Basically ever since he has been gearing up for his next opponent, Tony Dewey (0-2 overall) from Indiana, who he will square off against in a super middleweight bout next week.
"I'm excited for it. At this point I just want to get in there and fight," said Caputo. "I'm sick of training.
"After my first fight I blew up to like 195 pounds, which is my normal weight. Once you start training you have to cut a lot of stuff out, and you just get miserable. That's why when you go into a fight, you know how hard you've worked, so the last thing you want to do is lose."
Caputo was a member of Kennett High School's varsity basketball team in 2001-02 that captured the PIAA Class AAA state championship. He picked up fighting not soon after graduating from Kennett in 2004. In 2006, he won the Golden Gloves title at 178 pounds despite just one prior fight in his career.
Caputo went 9-5 as an amateur and is now undefeated as a pro at 1-0.
"My first pro fight was tough because I hadn't fought for 13 months before that," he said. "Plus I had bruised ribs and I had to lose 40 pounds for it. So it was a good, tough experience for me.
"It was the most people I've ever fought in front of too. You have to rise to the occasion because every fight is way more important now. And when you come from a small town like this you really don't get any respect. I'm going into it with a chip on my shoulder. That gives me extra motivation."
Caputo was trained for a while by Troy Stevenson, himself a pro fighter, at the Kennett Boxing Club in Anson B. Nixon Park. Caputo now trains under Benny Guerrero at the Elsmere Boxing Club, where he has been for about five months. Caputo trains four to five days a week at the club, in addition to running four to six miles every day.

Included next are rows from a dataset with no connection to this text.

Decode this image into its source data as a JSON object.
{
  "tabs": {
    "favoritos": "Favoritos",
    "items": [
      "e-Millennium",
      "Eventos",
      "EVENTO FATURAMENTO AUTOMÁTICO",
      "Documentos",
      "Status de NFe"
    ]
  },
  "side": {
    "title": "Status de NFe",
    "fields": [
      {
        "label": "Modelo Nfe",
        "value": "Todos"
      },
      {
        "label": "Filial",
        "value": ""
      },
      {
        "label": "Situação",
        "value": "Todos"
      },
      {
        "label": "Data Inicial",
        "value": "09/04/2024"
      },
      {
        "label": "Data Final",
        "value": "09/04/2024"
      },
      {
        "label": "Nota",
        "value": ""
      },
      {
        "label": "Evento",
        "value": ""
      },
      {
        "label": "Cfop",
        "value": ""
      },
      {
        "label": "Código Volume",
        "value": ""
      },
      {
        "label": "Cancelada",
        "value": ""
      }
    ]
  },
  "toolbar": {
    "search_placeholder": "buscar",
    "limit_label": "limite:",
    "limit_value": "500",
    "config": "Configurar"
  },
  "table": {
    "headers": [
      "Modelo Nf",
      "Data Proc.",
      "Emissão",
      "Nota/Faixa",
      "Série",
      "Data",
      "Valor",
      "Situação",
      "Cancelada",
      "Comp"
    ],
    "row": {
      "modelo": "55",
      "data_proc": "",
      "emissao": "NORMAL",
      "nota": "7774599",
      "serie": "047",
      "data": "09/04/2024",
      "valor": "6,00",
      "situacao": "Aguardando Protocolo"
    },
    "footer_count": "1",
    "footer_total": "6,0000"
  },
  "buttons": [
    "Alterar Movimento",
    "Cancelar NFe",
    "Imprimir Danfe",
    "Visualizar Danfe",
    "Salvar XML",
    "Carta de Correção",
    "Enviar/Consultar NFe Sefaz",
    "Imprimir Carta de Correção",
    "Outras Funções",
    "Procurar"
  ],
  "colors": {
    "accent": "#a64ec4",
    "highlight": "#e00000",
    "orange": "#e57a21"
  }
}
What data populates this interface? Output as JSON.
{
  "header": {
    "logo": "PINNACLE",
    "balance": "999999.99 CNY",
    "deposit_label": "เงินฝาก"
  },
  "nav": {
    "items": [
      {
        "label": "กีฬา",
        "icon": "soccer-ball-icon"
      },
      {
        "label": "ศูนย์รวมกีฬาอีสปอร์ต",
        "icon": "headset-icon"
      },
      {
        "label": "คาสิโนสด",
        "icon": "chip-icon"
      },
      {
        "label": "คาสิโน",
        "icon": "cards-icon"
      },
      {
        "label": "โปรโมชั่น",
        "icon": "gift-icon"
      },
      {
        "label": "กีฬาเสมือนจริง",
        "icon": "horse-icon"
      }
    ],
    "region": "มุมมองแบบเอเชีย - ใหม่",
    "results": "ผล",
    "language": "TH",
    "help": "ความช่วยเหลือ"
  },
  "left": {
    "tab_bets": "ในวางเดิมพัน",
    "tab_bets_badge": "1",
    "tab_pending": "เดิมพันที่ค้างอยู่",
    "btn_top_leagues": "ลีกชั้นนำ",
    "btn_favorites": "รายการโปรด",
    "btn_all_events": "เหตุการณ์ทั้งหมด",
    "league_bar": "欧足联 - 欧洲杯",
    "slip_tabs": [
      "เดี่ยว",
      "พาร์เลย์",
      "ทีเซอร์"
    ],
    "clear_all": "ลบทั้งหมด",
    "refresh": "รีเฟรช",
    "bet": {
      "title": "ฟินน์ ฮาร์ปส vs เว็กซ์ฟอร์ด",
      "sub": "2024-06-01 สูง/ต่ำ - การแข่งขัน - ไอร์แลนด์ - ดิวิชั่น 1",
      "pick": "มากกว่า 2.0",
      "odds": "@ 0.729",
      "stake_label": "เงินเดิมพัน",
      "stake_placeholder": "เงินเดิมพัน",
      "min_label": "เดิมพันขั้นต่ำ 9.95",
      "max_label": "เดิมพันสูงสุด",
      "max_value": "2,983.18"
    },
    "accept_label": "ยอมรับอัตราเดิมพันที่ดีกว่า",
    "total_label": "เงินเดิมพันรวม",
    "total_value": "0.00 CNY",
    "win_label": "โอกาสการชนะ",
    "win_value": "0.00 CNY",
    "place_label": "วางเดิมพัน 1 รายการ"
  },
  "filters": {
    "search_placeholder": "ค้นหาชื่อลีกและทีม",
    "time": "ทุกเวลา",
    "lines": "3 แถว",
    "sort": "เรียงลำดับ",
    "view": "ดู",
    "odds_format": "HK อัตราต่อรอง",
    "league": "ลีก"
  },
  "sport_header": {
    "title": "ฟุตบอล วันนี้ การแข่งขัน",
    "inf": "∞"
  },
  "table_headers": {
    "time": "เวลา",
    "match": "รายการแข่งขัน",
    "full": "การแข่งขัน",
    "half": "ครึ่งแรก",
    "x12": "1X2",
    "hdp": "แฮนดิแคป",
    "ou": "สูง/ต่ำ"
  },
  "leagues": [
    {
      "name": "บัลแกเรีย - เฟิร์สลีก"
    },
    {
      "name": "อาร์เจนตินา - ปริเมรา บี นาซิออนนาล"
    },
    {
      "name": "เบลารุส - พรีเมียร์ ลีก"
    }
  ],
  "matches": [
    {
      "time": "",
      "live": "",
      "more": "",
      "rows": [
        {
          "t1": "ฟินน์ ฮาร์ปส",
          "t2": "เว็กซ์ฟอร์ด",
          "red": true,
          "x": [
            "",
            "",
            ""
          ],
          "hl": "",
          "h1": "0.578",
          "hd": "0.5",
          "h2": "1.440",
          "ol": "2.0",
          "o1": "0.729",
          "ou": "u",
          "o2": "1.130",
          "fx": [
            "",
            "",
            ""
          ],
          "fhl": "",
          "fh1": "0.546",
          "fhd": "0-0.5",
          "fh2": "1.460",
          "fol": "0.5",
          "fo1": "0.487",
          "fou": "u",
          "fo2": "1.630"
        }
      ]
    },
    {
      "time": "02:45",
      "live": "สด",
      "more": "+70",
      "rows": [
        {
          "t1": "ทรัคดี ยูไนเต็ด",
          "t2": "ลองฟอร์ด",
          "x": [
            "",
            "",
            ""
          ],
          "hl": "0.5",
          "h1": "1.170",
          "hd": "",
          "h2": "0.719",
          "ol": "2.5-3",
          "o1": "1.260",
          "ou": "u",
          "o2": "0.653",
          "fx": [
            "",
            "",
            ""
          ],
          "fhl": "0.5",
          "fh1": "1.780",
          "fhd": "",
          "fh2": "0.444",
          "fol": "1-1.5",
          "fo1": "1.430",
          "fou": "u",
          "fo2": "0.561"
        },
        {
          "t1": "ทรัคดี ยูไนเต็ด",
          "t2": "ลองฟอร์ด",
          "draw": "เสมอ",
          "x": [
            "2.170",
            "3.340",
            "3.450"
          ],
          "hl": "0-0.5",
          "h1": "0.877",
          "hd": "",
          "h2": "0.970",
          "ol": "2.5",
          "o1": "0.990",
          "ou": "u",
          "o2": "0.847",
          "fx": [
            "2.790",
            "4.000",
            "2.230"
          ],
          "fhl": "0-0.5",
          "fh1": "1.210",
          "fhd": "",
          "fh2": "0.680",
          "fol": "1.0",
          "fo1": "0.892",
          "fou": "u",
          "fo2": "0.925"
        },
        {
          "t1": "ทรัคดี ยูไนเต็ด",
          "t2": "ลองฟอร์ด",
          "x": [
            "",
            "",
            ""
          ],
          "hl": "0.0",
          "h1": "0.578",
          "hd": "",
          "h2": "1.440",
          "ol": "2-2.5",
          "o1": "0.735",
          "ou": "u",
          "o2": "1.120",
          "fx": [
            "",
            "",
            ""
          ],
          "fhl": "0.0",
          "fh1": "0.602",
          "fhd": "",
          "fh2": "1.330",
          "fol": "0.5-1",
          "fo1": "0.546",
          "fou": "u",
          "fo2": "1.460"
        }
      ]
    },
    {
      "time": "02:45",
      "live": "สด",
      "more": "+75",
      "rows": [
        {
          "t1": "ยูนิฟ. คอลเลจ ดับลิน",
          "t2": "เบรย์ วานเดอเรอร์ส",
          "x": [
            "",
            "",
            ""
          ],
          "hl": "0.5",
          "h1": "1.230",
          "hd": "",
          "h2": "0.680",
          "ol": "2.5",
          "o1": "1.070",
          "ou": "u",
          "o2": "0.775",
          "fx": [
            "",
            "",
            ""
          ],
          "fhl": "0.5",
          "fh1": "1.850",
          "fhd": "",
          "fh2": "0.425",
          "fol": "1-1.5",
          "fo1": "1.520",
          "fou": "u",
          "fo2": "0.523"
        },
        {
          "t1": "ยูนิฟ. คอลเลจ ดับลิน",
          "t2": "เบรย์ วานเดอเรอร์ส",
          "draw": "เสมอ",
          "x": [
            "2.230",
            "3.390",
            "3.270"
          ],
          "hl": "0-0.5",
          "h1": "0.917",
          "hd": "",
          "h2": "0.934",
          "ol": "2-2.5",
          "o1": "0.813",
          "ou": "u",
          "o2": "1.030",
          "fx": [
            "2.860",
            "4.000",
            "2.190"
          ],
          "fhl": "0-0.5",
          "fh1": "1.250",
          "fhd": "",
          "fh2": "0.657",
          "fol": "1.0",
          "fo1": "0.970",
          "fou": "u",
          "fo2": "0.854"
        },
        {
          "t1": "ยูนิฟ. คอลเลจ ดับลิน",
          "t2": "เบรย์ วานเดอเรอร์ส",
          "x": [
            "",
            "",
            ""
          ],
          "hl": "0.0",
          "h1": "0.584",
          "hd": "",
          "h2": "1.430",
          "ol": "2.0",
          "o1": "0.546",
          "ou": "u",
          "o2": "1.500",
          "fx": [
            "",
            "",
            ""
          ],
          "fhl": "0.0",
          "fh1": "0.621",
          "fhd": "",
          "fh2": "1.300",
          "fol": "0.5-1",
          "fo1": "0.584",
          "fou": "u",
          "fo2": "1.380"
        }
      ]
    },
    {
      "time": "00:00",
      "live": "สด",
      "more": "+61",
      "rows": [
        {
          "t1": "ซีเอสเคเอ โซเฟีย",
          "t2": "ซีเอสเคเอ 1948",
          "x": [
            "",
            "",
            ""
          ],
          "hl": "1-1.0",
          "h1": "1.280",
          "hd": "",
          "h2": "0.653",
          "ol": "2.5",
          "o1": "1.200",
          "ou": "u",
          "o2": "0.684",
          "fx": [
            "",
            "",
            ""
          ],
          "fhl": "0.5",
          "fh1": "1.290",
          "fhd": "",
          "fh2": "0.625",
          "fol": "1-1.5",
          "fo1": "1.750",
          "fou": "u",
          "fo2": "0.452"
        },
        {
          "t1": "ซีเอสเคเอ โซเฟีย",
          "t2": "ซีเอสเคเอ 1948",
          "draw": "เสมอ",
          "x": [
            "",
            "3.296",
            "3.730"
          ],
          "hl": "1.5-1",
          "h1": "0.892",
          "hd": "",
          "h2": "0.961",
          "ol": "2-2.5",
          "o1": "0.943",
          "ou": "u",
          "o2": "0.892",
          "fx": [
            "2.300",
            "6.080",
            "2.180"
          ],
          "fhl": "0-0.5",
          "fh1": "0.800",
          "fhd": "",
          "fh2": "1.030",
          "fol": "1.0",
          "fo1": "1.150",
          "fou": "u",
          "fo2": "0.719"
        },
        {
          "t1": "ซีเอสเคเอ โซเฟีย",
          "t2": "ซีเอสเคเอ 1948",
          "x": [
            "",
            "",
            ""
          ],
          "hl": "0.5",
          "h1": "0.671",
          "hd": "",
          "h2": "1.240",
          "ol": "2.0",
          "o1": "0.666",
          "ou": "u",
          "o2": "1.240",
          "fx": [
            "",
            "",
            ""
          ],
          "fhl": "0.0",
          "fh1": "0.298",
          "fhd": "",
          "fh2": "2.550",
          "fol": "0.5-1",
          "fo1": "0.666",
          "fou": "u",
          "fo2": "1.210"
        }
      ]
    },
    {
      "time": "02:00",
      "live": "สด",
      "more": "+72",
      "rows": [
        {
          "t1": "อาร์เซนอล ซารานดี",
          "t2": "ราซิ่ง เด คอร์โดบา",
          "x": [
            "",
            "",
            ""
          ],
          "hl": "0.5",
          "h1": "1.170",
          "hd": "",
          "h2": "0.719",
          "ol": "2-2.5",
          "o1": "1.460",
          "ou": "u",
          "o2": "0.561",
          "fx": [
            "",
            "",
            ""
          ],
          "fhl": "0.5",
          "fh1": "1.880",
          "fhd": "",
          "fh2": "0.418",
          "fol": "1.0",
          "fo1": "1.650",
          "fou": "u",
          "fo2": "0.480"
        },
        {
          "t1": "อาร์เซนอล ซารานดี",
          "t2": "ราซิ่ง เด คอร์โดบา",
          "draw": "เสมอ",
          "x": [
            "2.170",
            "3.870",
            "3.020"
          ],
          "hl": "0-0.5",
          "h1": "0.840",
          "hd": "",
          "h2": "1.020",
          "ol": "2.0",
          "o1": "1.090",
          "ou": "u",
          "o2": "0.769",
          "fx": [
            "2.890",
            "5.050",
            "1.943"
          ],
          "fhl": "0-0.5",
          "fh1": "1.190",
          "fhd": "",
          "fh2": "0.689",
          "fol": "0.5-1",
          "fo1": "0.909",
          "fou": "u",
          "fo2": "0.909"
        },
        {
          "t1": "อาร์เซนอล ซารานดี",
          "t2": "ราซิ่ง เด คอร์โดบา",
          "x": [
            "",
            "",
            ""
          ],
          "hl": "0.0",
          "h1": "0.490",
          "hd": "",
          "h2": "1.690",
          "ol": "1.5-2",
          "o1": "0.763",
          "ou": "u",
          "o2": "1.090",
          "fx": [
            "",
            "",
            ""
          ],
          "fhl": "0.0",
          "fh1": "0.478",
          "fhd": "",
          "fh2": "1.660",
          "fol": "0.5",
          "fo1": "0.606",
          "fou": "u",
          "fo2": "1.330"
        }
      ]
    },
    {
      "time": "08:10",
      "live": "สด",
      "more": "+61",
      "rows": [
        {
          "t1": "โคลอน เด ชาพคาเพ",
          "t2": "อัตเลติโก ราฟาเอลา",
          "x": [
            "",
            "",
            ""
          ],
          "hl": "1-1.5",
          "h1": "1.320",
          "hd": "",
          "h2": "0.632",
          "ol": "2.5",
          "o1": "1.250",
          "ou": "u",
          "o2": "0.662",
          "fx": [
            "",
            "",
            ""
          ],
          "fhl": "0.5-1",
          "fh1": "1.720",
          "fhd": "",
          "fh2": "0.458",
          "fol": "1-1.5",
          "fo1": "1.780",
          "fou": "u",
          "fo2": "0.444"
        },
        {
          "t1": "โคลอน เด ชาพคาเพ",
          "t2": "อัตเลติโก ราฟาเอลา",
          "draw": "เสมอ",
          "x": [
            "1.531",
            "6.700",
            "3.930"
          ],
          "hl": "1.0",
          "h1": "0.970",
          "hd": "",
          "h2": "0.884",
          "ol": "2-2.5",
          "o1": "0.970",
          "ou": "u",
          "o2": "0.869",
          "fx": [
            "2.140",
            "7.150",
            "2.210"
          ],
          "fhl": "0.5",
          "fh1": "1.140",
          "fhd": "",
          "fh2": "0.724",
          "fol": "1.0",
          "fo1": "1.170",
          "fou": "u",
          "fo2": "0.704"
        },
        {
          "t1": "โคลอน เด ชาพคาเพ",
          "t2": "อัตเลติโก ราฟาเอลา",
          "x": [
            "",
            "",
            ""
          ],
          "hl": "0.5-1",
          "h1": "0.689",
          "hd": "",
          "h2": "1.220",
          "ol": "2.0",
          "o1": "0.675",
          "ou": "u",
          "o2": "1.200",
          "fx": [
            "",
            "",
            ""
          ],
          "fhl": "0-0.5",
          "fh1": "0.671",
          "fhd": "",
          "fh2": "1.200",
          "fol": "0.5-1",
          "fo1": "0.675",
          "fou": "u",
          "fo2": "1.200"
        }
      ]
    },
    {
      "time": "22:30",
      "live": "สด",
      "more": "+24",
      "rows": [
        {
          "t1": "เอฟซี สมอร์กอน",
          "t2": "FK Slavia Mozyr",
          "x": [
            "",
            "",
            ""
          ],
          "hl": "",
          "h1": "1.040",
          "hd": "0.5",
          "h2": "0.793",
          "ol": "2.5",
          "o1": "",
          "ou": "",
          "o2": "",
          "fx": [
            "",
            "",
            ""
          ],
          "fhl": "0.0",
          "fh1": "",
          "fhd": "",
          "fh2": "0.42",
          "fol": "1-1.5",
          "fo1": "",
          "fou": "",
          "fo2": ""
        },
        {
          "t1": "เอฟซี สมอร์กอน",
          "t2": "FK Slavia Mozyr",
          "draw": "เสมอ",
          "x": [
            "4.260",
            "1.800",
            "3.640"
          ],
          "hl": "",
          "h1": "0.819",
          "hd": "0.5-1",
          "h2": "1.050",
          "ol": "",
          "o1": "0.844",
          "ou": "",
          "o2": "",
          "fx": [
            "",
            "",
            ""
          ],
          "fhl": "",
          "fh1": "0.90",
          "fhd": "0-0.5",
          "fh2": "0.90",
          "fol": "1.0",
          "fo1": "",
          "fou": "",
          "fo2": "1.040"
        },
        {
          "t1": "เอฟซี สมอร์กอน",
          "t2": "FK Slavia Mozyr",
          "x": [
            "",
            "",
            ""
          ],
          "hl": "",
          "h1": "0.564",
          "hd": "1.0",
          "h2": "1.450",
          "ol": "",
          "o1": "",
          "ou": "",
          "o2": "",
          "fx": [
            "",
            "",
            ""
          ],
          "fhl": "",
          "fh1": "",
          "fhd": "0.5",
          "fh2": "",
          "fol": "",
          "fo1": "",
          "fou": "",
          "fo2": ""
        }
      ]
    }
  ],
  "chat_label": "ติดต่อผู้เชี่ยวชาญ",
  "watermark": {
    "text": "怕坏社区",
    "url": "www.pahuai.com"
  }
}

"Running is the most important part for me," said Caputo. "Troy, even though I'm not with him anymore, when I used to train with him he really instilled in me how important that was."
Caputo is looking to go as far as he possibly can with his boxing career.
"Every fighter dreams of fighting for some type of world title one day," said Caputo. "If you aren't in it for that than I don't see what the point is. It's a very tough long road though. One shot can change your career, so you have to stay focused in there."